Body

We cover our bodies with all sorts of products—clothing, cosmetics, personal care products, and more. But if you want your inner environmental awareness to be reflected in your appearance, be sure to choose body wear that’s eco-conscious as well as attractive.

Whether you’re looking for new dress shoes, a warm wool sweater, yoga workout clothes, or some basic underwear, watch out for clothing’s greatest vice: cotton. Conventionally grown, this common fiber is a highly water- and pesticide-intensive crop. Producing 11 pairs of jeans takes about 20,000 gallons, enough water to fill the average swimming pool.[1] And a 100 percent cotton T-shirt actually contains 73 percent cotton—the remaining 27 percent is made up of chemicals and chemical residues.[2] The creation of wool and synthetic fabrics also has eco-downsides, making it difficult for even the most environmentally good-willed person to discern the right choice.

Perhaps equally perplexing is how to apply personal care and cosmetic products in such a way that we maintain good health without contributing to environmental problems. What woman (or man) isn't tempted by ads promising flawless beauty in a bottle, tube, or compact? But while beauty may only be skin deep, the products you apply to your body aren't. They're absorbed into your skin, and they don't stop there: when you wash your face, chemicals—including plasticizers, coal tar, and formaldehyde—go down the drain, affecting soil, water, and wildlife. What’s more, many of these products harbor harmful additives, such as parabens, triclosan, and phthalates, which can have a significant impact on human health and the health of ecosystems and wildlife.
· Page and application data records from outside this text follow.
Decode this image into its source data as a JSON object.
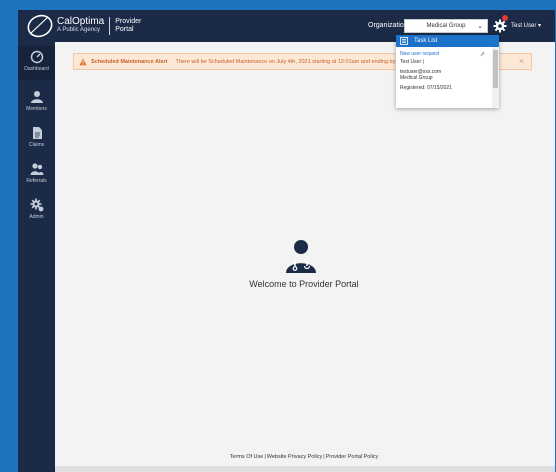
{
  "header": {
    "brand_name": "CalOptima",
    "brand_sub": "A Public Agency",
    "portal_line1": "Provider",
    "portal_line2": "Portal",
    "org_label": "Organization:",
    "org_selected": "Medical Group",
    "user_name": "Test User ▾"
  },
  "sidebar": {
    "items": [
      {
        "label": "Dashboard",
        "icon": "dashboard-gauge-icon"
      },
      {
        "label": "Members",
        "icon": "members-icon"
      },
      {
        "label": "Claims",
        "icon": "claims-document-icon"
      },
      {
        "label": "Referrals",
        "icon": "referrals-icon"
      },
      {
        "label": "Admin",
        "icon": "admin-gear-icon"
      }
    ]
  },
  "alert": {
    "title": "Scheduled Maintenance Alert",
    "message": "There will be Scheduled Maintenance on July 4th, 2021 starting at 12:01am and ending by 5",
    "close": "×"
  },
  "tasklist": {
    "title": "Task List",
    "request_link": "New user request",
    "user": "Test User |",
    "email": "testuser@xxx.com",
    "org": "Medical Group",
    "registered": "Registered: 07/15/2021",
    "external_icon": "⇗"
  },
  "main": {
    "welcome": "Welcome to Provider Portal"
  },
  "footer": {
    "terms": "Terms Of Use",
    "privacy": "Website Privacy Policy",
    "provider_policy": "Provider Portal Policy",
    "separator": "|"
  },
  "colors": {
    "navbar": "#1b2a46",
    "accent": "#1d72c9",
    "alert_bg": "#fde8d6",
    "alert_text": "#c4602a",
    "page_bg": "#f3f3f3"
  }
}
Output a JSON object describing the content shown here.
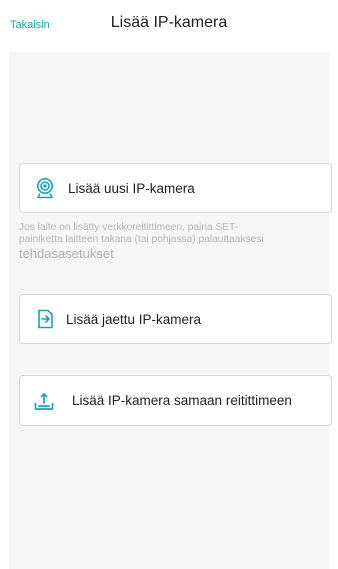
{
  "header": {
    "back_label": "Takaisin",
    "title": "Lisää IP-kamera"
  },
  "options": {
    "add_new": {
      "label": "Lisää uusi IP-kamera",
      "icon": "webcam-icon"
    },
    "reset_hint": {
      "line1": "Jos laite on lisätty verkkoreitittimeen, paina SET-",
      "line2": "painiketta laitteen takana (tai pohjassa) palauttaaksesi",
      "line3": "tehdasasetukset"
    },
    "add_shared": {
      "label": "Lisää jaettu IP-kamera",
      "icon": "share-in-icon"
    },
    "add_same_router": {
      "label": "Lisää IP-kamera samaan reitittimeen",
      "icon": "router-icon"
    }
  },
  "colors": {
    "accent": "#1ba3b6",
    "background": "#f6f6f6",
    "card_border": "#d6d6d6",
    "hint_text": "#b5b5b5"
  }
}
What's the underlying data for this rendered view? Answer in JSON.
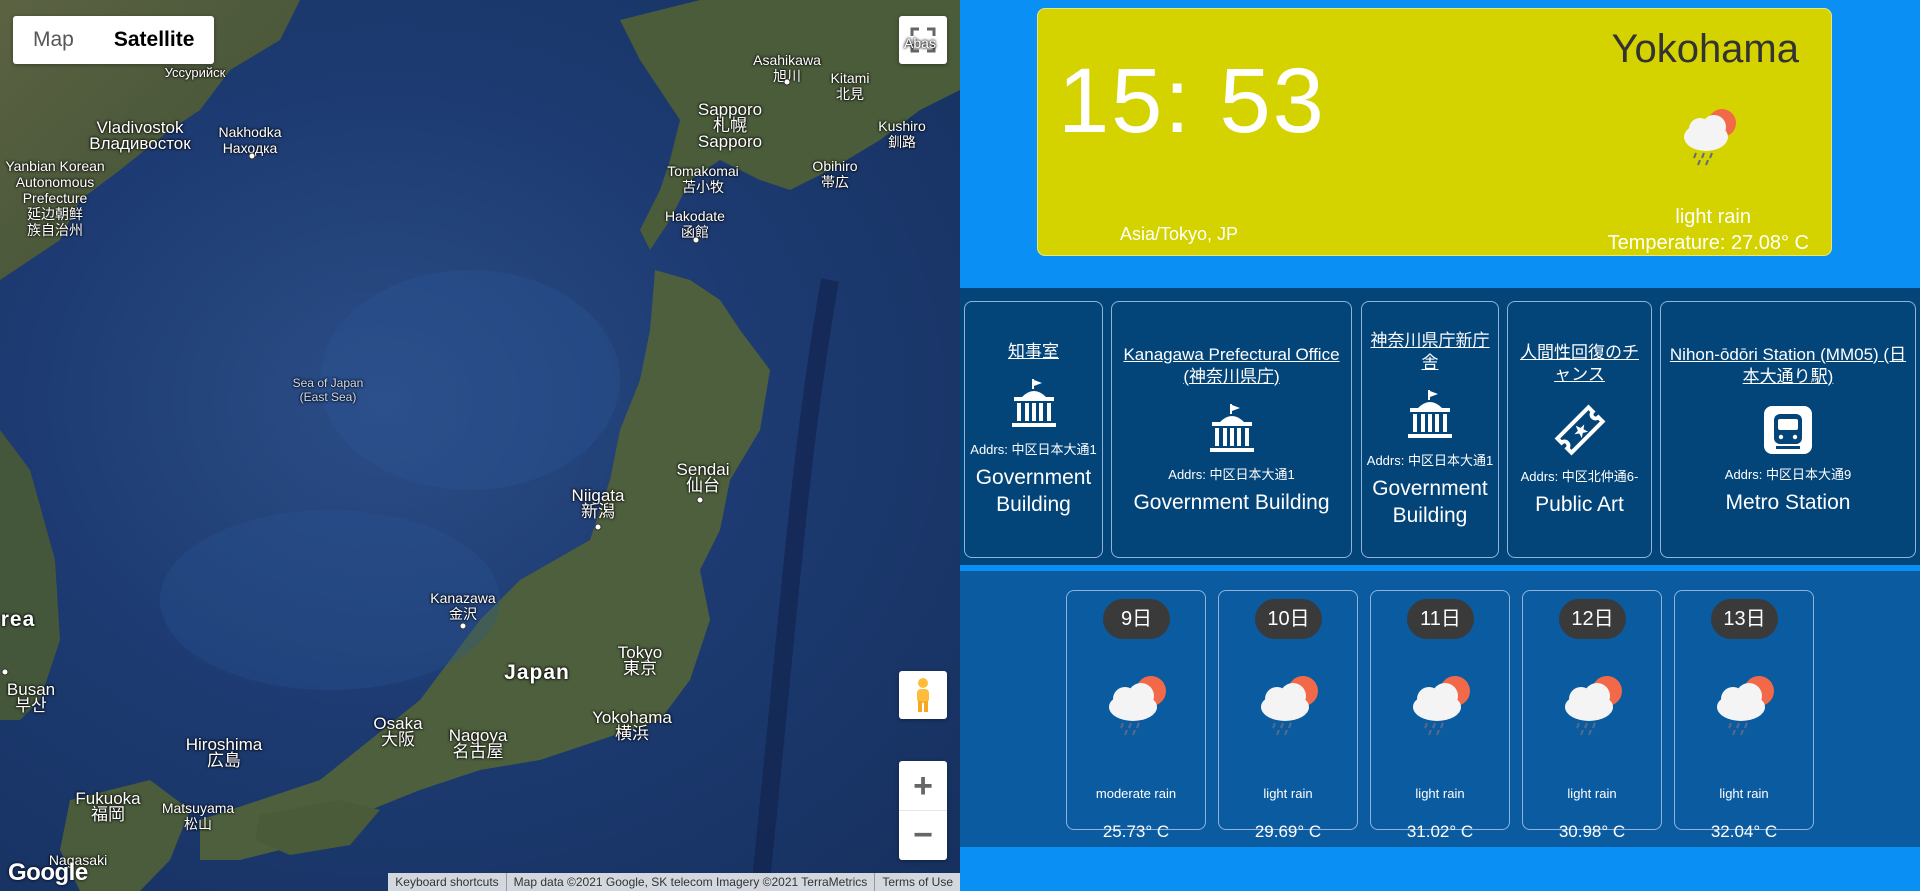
{
  "map": {
    "type_buttons": [
      "Map",
      "Satellite"
    ],
    "active_type": "Satellite",
    "labels": {
      "ussuriysk": "Уссурийск",
      "vladivostok": "Vladivostok",
      "vladivostok_ru": "Владивосток",
      "nakhodka": "Nakhodka",
      "nakhodka_ru": "Находка",
      "yanbian": "Yanbian Korean",
      "yanbian2": "Autonomous",
      "yanbian3": "Prefecture",
      "yanbian4": "延边朝鲜",
      "yanbian5": "族自治州",
      "asahikawa": "Asahikawa",
      "asahikawa_jp": "旭川",
      "kitami": "Kitami",
      "kitami_jp": "北見",
      "sapporo": "Sapporo",
      "sapporo_jp": "札幌",
      "sapporo2": "Sapporo",
      "kushiro": "Kushiro",
      "kushiro_jp": "釧路",
      "tomakomai": "Tomakomai",
      "tomakomai_jp": "苫小牧",
      "obihiro": "Obihiro",
      "obihiro_jp": "帯広",
      "hakodate": "Hakodate",
      "hakodate_jp": "函館",
      "sea": "Sea of Japan",
      "sea2": "(East Sea)",
      "niigata": "Niigata",
      "niigata_jp": "新潟",
      "sendai": "Sendai",
      "sendai_jp": "仙台",
      "kanazawa": "Kanazawa",
      "kanazawa_jp": "金沢",
      "japan": "Japan",
      "tokyo": "Tokyo",
      "tokyo_jp": "東京",
      "yokohama": "Yokohama",
      "yokohama_jp": "横浜",
      "nagoya": "Nagoya",
      "nagoya_jp": "名古屋",
      "osaka": "Osaka",
      "osaka_jp": "大阪",
      "hiroshima": "Hiroshima",
      "hiroshima_jp": "広島",
      "busan": "Busan",
      "busan_kr": "부산",
      "korea": "rea",
      "fukuoka": "Fukuoka",
      "fukuoka_jp": "福岡",
      "matsuyama": "Matsuyama",
      "matsuyama_jp": "松山",
      "nagasaki": "Nagasaki",
      "abas": "Abas"
    },
    "logo": "Google",
    "attribution": [
      "Keyboard shortcuts",
      "Map data ©2021 Google, SK telecom Imagery ©2021 TerraMetrics",
      "Terms of Use"
    ],
    "zoom_in": "+",
    "zoom_out": "−"
  },
  "clock": {
    "time": "15: 53",
    "city": "Yokohama",
    "timezone": "Asia/Tokyo, JP",
    "description": "light rain",
    "temperature": "Temperature: 27.08° C",
    "icon": "cloud-sun-rain-icon"
  },
  "places": [
    {
      "name": "知事室",
      "addr": "Addrs: 中区日本大通1",
      "type": "Government Building",
      "icon": "government-building-icon"
    },
    {
      "name": "Kanagawa Prefectural Office (神奈川県庁)",
      "addr": "Addrs: 中区日本大通1",
      "type": "Government Building",
      "icon": "government-building-icon"
    },
    {
      "name": "神奈川県庁新庁舎",
      "addr": "Addrs: 中区日本大通1",
      "type": "Government Building",
      "icon": "government-building-icon"
    },
    {
      "name": "人間性回復のチャンス",
      "addr": "Addrs: 中区北仲通6-",
      "type": "Public Art",
      "icon": "ticket-icon"
    },
    {
      "name": "Nihon-ōdōri Station (MM05) (日本大通り駅)",
      "addr": "Addrs: 中区日本大通9",
      "type": "Metro Station",
      "icon": "metro-icon"
    }
  ],
  "forecast": [
    {
      "day": "9日",
      "desc": "moderate rain",
      "temp": "25.73° C"
    },
    {
      "day": "10日",
      "desc": "light rain",
      "temp": "29.69° C"
    },
    {
      "day": "11日",
      "desc": "light rain",
      "temp": "31.02° C"
    },
    {
      "day": "12日",
      "desc": "light rain",
      "temp": "30.98° C"
    },
    {
      "day": "13日",
      "desc": "light rain",
      "temp": "32.04° C"
    }
  ],
  "colors": {
    "panel_bg": "#0a8ff5",
    "clock_bg": "#d4d300",
    "places_bg": "#034479",
    "forecast_bg": "#0a5ba0"
  }
}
The good news is that many companies now offer greener alternatives. Learn more about the effects of conventional products and find eco-friendlier options with GreenYour's guide to greener body.

Clothing

Cosmetics

Fitness and Health

Personal care

Glossary

  • parabens: This family of synthetic preservatives (which includes methyl-, ethyl-, propyl-, and butyl-parabens) can possibly disrupt the endocrine system.
  • phthalates: Phthalates are additives that are widely used in plastics and other materials, mainly to make them soft and flexible. They have applications in industry, in medicine, and in consumer products.
  • triclosan: An antibacterial agent. Effects may range from skin and eye irritation to the formation of dioxin and chloroform in the right circumstances, both probable carcinogens.